In a skillet or pan over medium heat, add the olive oil. Fry the pancetta for 3-4 minutes or until it is nice and crispy. Remove and place on a paper towel. Using a pair of tongs and a paper towel, mop up any excess fat in the pan, leaving only a couple of tablespoons.
Add the onion and carrot to the pan, season and cook for a few minutes until the onion becomes translucent. Then add the red pepper, garlic and broccoli. Continue to fry for a few more minutes or until the vegetables have softened but still have a bit of bite to them.
If you finish this part before your sauce is done, then just set it aside with the pancetta. Next we'll go over how the sauce is made, which roughly takes about the same as the pancetta and the veggies.
Time to make a béchamel sauce. It's very easy. Just melt the butter in a heavy saucepan. Add the flour and stir for about a minute. Just enough to cook the rawness out of the flour. This is called a roux. Add the cayenne and nutmeg to the roux and stir. Then add a cup of cold milk and whisk to combine. It may form a gluey paste at first, don't panic. You just want to add the milk in installments to avoid any lumps. Just whisk constantly, adding the milk 1 cup at a time. Bring the béchamel up to a boil and then reduce the heat to a low simmer. The sauce will thicken up. You want it to be just thick enough to coat the back of a wooden spoon and retain a line if you run your finger across it. Leave it to simmer, giving it an occasional stir for about 8 minutes. Then add half the cheese and stir until the cheese has melted completely. Then add the remaining cheese and repeat.

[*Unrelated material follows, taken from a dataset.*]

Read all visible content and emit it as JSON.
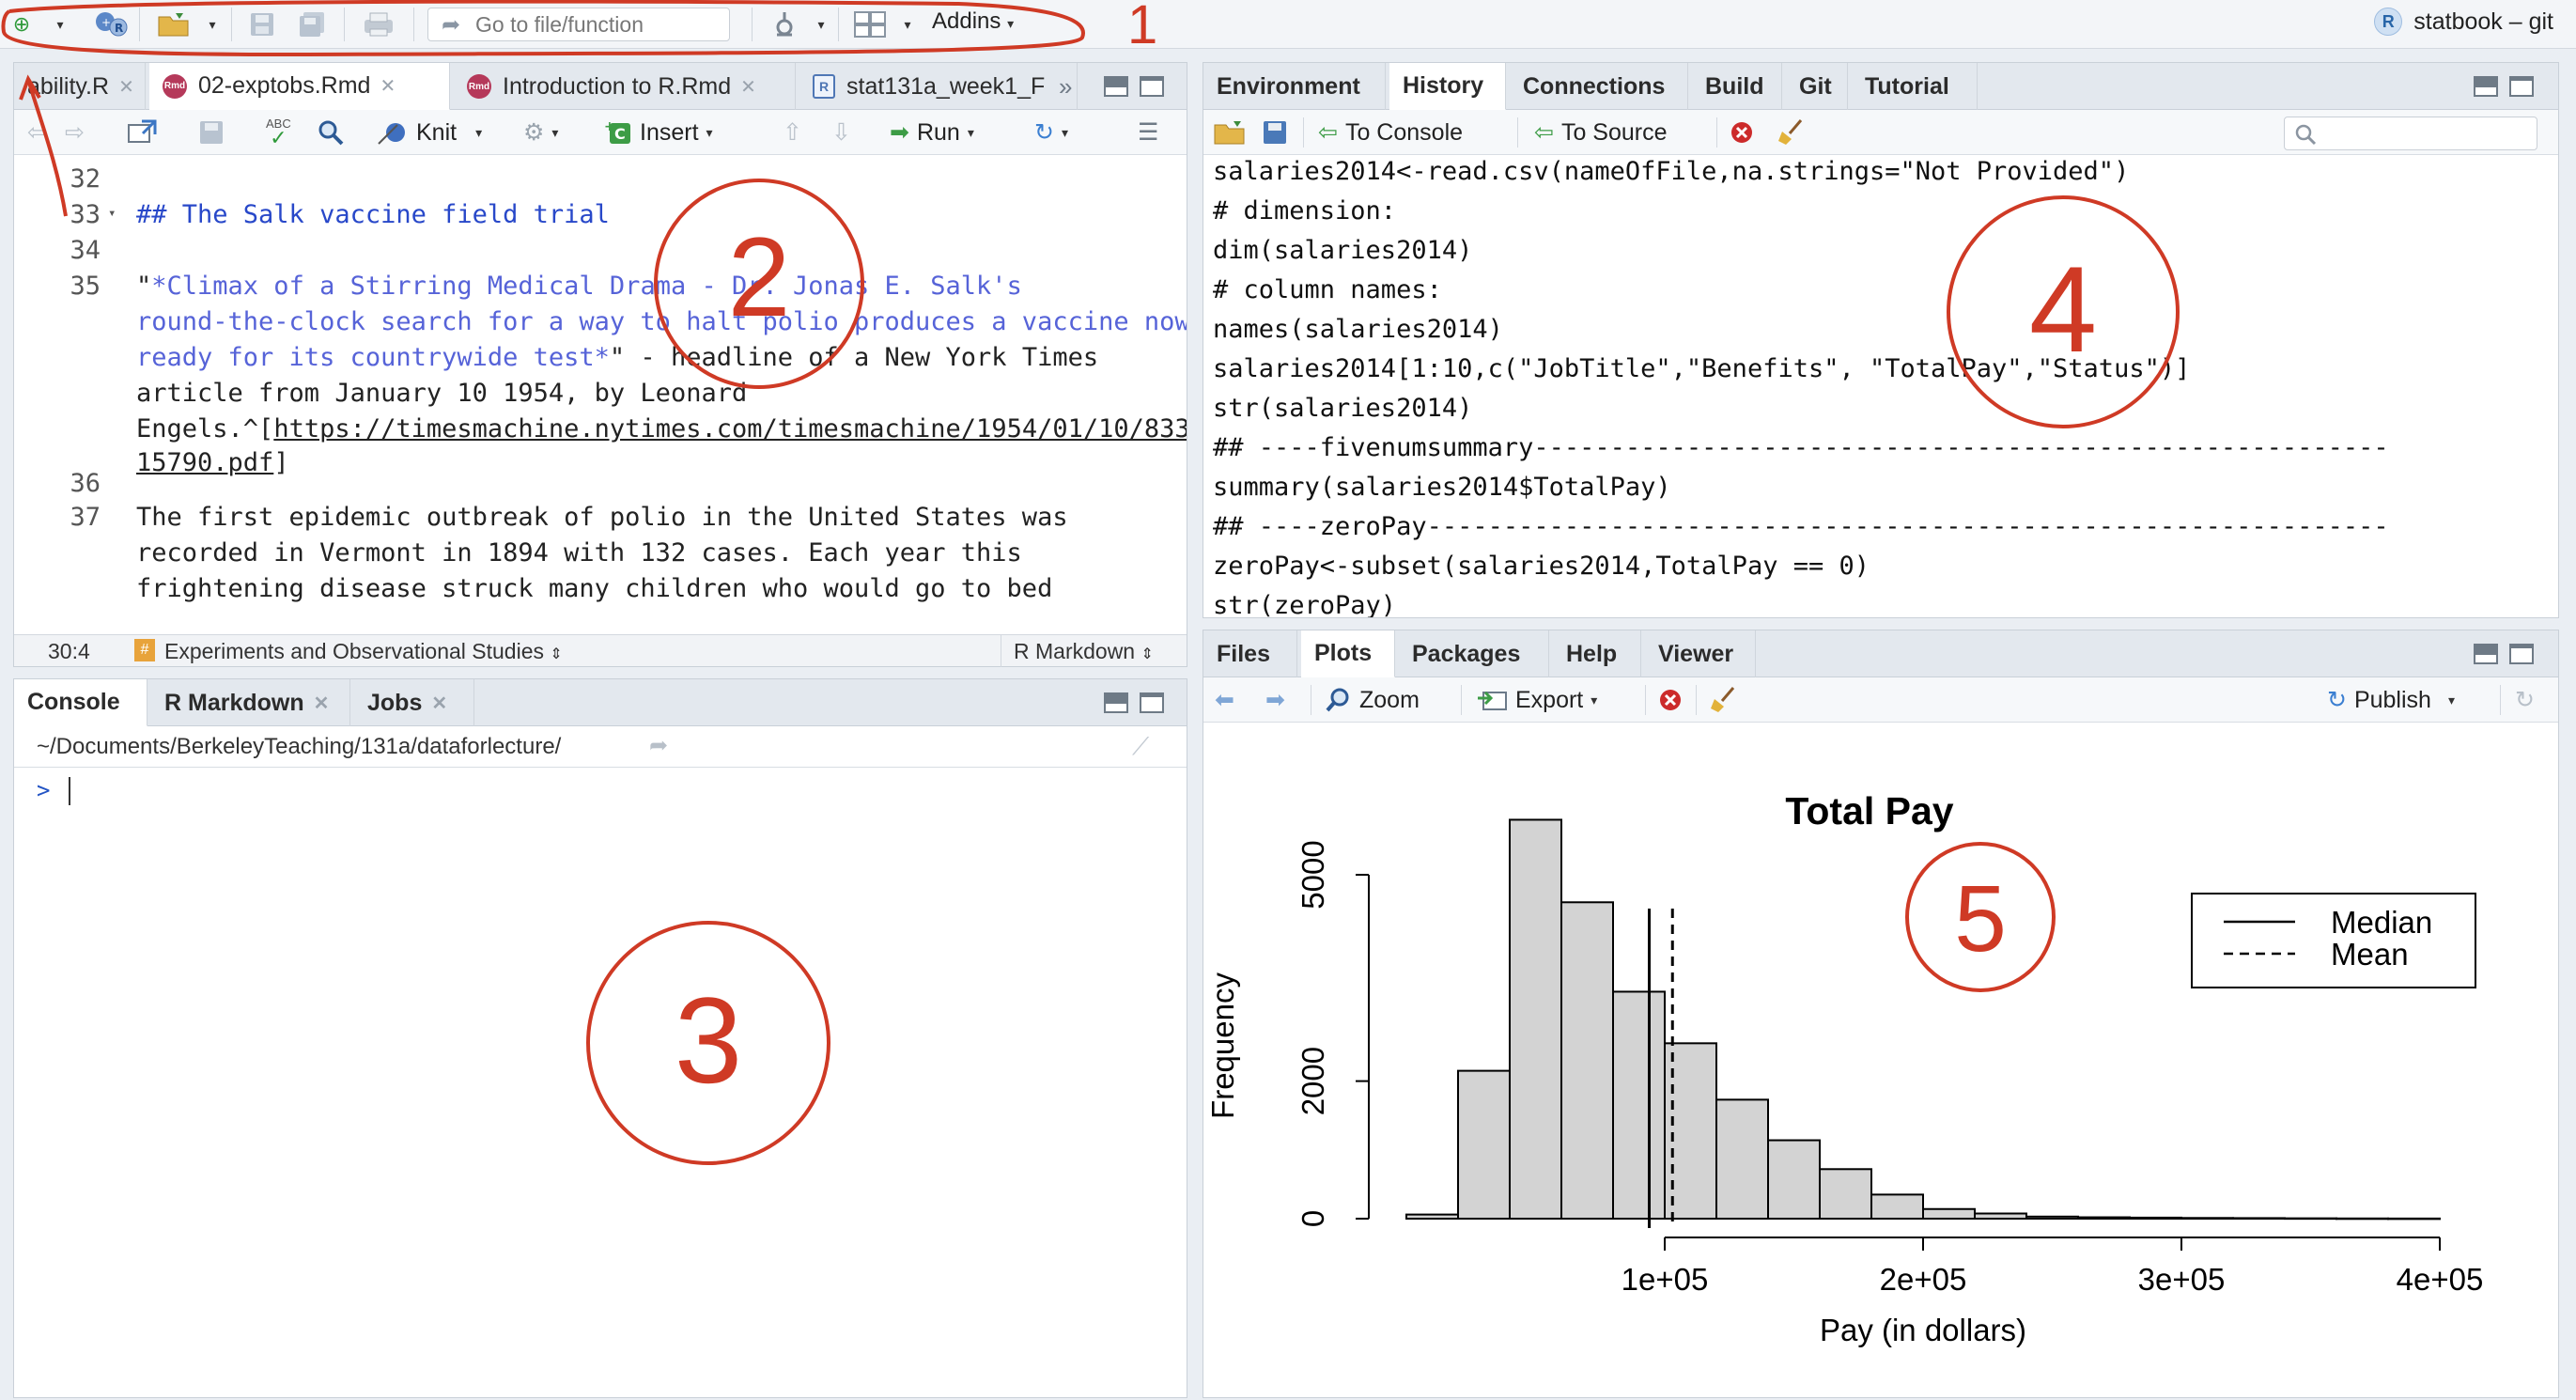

*Fact: Adding cheese to a béchamel sauce makes it a "mornay" sauce.
When your sauce, pancetta, veggies and pasta are all complete. Combine and stir to incorporate completely. It is important to note that this is going to go in a hot oven for about half an hour. So the pasta should not be fully cooked all the way though. Cook it to a strong al dente.
Then pour your beautifully cheesy contents into a casserole dish. If you have a ceramic or pyrex dish, those work best. Otherwise, you can use a steel dish as I am here.

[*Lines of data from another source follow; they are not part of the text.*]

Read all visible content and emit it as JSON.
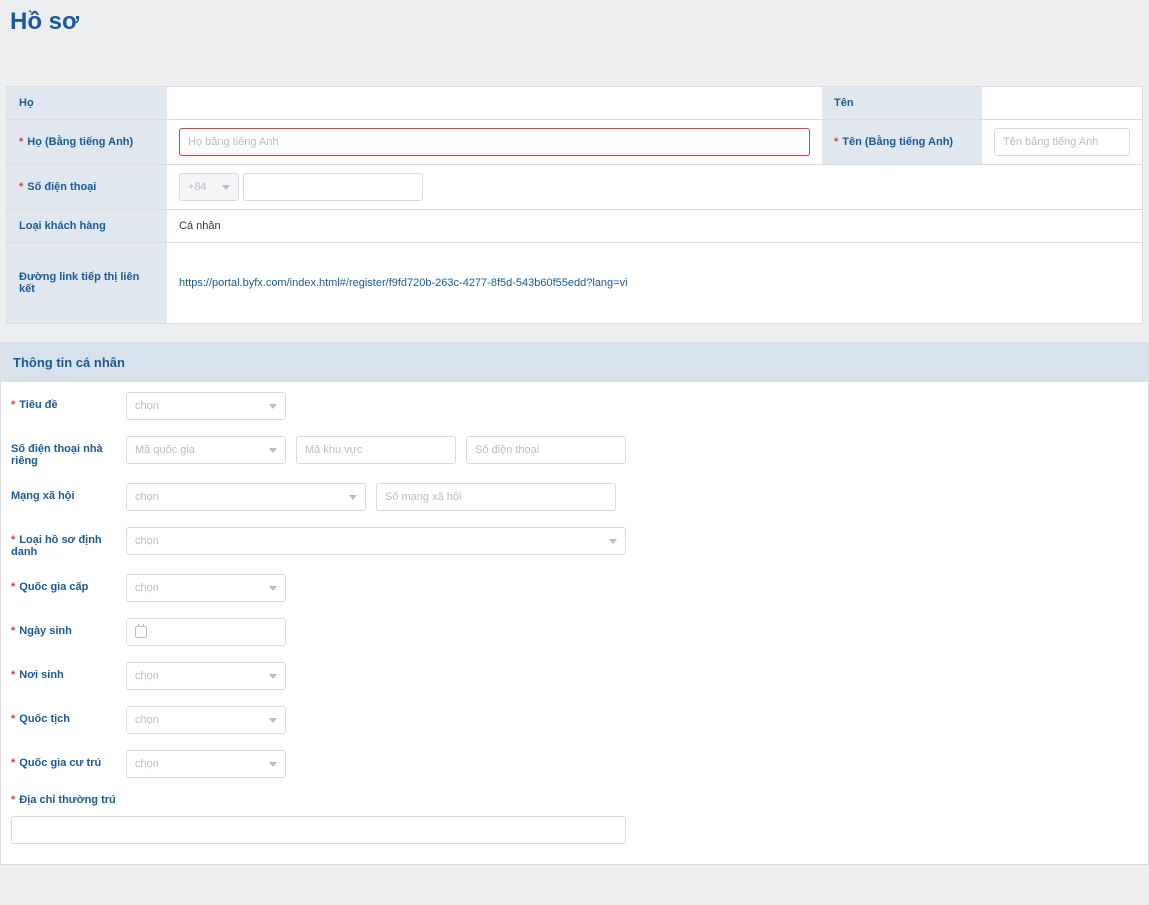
{
  "pageTitle": "Hồ sơ",
  "table": {
    "ho_label": "Họ",
    "ten_label": "Tên",
    "ho_en_label": "Họ (Bằng tiếng Anh)",
    "ho_en_placeholder": "Họ bằng tiếng Anh",
    "ten_en_label": "Tên (Bằng tiếng Anh)",
    "ten_en_placeholder": "Tên bằng tiếng Anh",
    "phone_label": "Số điện thoại",
    "phone_code": "+84",
    "customer_type_label": "Loại khách hàng",
    "customer_type_value": "Cá nhân",
    "affiliate_label": "Đường link tiếp thị liên kết",
    "affiliate_link": "https://portal.byfx.com/index.html#/register/f9fd720b-263c-4277-8f5d-543b60f55edd?lang=vi"
  },
  "personal": {
    "section_title": "Thông tin cá nhân",
    "title_label": "Tiêu đề",
    "choose": "chọn",
    "home_phone_label": "Số điện thoại nhà riêng",
    "country_code_ph": "Mã quốc gia",
    "area_code_ph": "Mã khu vực",
    "phone_ph": "Số điện thoại",
    "social_label": "Mạng xã hội",
    "social_number_ph": "Số mạng xã hội",
    "id_type_label": "Loại hồ sơ định danh",
    "issuing_country_label": "Quốc gia cấp",
    "dob_label": "Ngày sinh",
    "pob_label": "Nơi sinh",
    "nationality_label": "Quốc tịch",
    "residence_label": "Quốc gia cư trú",
    "perm_address_label": "Địa chỉ thường trú"
  }
}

Then dust the top of the mac & cheese with the panko breadcrumbs into an even layer. Grate some more Parmigiano Reggiano over top (maybe about 1/2 cup) and a bit of ground black pepper. Then place in the oven for 20-25 minutes. Recipes will usually tell you to brown for 20-25 minutes. I'll be honest, mine took closer to 30. This will completely depend on your oven so just keep and eye on it and take out when you are satisfied with the browning of the breadcrumbs.

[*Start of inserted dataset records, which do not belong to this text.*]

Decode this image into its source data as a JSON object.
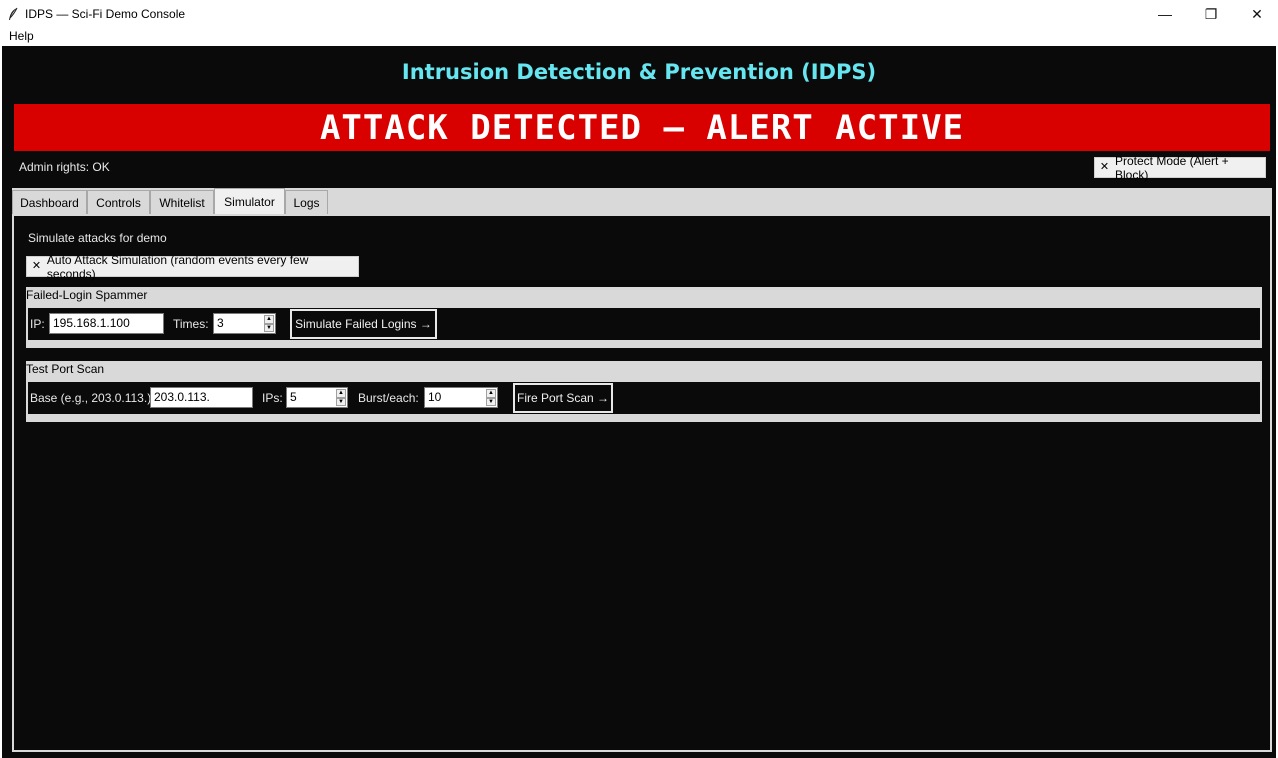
{
  "window": {
    "title": "IDPS — Sci-Fi Demo Console",
    "controls": {
      "minimize": "—",
      "maximize": "❐",
      "close": "✕"
    }
  },
  "menu": {
    "items": [
      "Help"
    ]
  },
  "header": {
    "title": "Intrusion Detection & Prevention (IDPS)",
    "alert": "ATTACK DETECTED — ALERT ACTIVE",
    "alert_color": "#d90000",
    "title_color": "#66e6f0"
  },
  "status": {
    "admin": "Admin rights: OK",
    "protect_mode": "Protect Mode (Alert + Block)",
    "protect_mode_checked": true
  },
  "tabs": [
    {
      "label": "Dashboard",
      "active": false
    },
    {
      "label": "Controls",
      "active": false
    },
    {
      "label": "Whitelist",
      "active": false
    },
    {
      "label": "Simulator",
      "active": true
    },
    {
      "label": "Logs",
      "active": false
    }
  ],
  "simulator": {
    "intro": "Simulate attacks for demo",
    "auto_sim": {
      "label": "Auto Attack Simulation (random events every few seconds)",
      "checked": true
    },
    "failed_login": {
      "title": "Failed-Login Spammer",
      "ip_label": "IP:",
      "ip_value": "195.168.1.100",
      "times_label": "Times:",
      "times_value": "3",
      "button": "Simulate Failed Logins →"
    },
    "port_scan": {
      "title": "Test Port Scan",
      "base_label": "Base (e.g., 203.0.113.):",
      "base_value": "203.0.113.",
      "ips_label": "IPs:",
      "ips_value": "5",
      "burst_label": "Burst/each:",
      "burst_value": "10",
      "button": "Fire Port Scan →"
    }
  },
  "icons": {
    "app": "feather-icon",
    "check": "✕",
    "spin_up": "▲",
    "spin_down": "▼"
  }
}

Alright so, warning, this is going to smell amazing when you take it out of the oven. It will also be piping hot though. To ensure that you enjoy this while keeping the first layer of your upper mouth intact, I implore you to resist temptation and let it rest for about 20 minutes. Your patience will be rewarded, I can assure you.
Even with all of the vegetables that we added, this is still a rich and heavy dish. This obviously isn't something you would eat every day but once in a while it's good to indulge. You only live once. Serve it with a side salad and have a tiny portion if it makes you feel better, lol. Either way you'd better try it.